- Drink 14-22 ounces of fluid 2-3 hours before exercise
- Drink another 6-12 ounces of fluid 10 to 20 min before exercise
- Goal: Maintain fluid balance to avoid dehydration and over-hydration.
- Drink 6-12 ounces of fluid every 15-20 minutes of exercise depending on tolerance.
- Goal: Drink adequate fluid to replace sweat losses.
- Sip 2-3 cups of fluid for every1 # of body weight loss. (Don’t gulp fluid right after you finish)
- NEW GUIDELINES: Drink when thirsty! Or drink only to the point where you are maintaining your body weight, but not gaining weight.
- Drink water on runs under 30 minutes.
- Drink more than just water on runs over 30 minutes (i.e. sports drink for carbohydrate and electrolyte replacement)
- During long runs: experiment and practice what works for you; each person is different.
- Urine: If it is totally clear, may be drinking too much. Too dark (Ice tea or apple juice color) you are probably not drinking enough. Aim for pale yellow color (lemonade).
- Scale: if you gain weight during a run; you are probably drinking too much; if you lose 2% or more of your weight on a single run; you are probably not drinking enough.
- It is best NOT to take a nonsteroidal anti-inflammatory (NSAIDs) i.e.: aspirin, ibuprofen or naproxen sodium; before, during or immediately after you run/race.
- Be especially careful if you expect to run over 4 hours, and if you have an unusually small or large body size, drink less if you feel your stomach become bloated, queasy or sloshy.
- Know the signs and symptoms of dehydration and hyponatremia. (see below)
Signs of Dehydration:
- Heat Flush
- Muscle cramps
- Abnormal chills
Signs of Hyponatremia:
- Rapid weight gain
- Swollen hands and feet
- Throbbing headache
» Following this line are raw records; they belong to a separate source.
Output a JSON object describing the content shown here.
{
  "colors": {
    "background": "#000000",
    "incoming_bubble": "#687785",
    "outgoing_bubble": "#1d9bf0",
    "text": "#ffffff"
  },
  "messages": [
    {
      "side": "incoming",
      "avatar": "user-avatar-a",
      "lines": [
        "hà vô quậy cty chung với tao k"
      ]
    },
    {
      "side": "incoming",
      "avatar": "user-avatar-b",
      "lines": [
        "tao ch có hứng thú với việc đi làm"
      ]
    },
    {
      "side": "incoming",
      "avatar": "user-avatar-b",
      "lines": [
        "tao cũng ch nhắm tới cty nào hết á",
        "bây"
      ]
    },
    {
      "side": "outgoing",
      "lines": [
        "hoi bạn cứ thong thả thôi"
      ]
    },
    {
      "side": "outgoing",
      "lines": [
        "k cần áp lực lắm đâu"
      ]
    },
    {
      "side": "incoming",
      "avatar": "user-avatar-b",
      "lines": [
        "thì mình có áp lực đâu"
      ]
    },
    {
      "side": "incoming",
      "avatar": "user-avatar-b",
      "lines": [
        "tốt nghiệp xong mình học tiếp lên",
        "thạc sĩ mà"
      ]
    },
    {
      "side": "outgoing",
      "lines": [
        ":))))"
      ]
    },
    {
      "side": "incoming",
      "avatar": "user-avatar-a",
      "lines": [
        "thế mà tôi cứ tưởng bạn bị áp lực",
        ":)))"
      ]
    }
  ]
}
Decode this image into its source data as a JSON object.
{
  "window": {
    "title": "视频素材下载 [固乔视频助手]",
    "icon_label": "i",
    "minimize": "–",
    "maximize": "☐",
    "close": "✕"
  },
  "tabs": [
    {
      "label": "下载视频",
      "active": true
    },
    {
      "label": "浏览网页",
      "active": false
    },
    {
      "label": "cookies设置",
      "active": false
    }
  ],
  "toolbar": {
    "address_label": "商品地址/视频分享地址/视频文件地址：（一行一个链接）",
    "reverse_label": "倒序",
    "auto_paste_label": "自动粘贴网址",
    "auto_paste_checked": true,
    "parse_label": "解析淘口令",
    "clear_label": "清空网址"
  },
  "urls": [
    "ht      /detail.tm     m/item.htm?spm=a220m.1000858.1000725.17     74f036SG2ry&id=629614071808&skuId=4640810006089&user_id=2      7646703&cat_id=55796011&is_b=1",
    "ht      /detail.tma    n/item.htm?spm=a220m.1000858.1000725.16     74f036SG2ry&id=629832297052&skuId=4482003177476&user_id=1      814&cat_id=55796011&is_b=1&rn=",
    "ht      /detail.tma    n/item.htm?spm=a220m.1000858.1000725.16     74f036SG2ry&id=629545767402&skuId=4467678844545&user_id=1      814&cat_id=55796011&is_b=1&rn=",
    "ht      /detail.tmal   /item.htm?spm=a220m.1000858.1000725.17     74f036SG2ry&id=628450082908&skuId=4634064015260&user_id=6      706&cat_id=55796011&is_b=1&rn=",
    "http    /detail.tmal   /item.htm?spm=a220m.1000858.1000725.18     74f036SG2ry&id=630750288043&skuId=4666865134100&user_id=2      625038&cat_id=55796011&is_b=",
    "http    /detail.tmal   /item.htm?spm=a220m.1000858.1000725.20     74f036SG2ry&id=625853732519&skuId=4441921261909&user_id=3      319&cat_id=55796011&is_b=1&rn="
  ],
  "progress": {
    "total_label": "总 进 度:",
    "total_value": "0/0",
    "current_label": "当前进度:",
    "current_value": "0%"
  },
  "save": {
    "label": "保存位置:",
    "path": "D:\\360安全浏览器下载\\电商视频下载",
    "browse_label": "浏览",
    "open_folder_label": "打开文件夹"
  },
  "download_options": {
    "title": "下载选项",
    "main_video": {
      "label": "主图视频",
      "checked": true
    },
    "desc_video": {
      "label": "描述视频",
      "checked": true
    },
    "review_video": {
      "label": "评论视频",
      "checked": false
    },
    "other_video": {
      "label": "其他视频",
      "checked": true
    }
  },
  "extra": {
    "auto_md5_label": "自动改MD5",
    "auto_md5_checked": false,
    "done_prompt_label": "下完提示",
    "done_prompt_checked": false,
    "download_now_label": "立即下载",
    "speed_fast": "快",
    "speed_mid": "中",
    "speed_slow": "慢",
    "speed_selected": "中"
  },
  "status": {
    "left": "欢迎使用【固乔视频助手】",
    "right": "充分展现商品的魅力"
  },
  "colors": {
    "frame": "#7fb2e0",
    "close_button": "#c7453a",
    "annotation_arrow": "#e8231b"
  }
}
- Severe fatigue
- Wheezy breathing
- Bloated stomach
- Lack of coordination
Source: Runners World; American running association; AMAA sports medicine.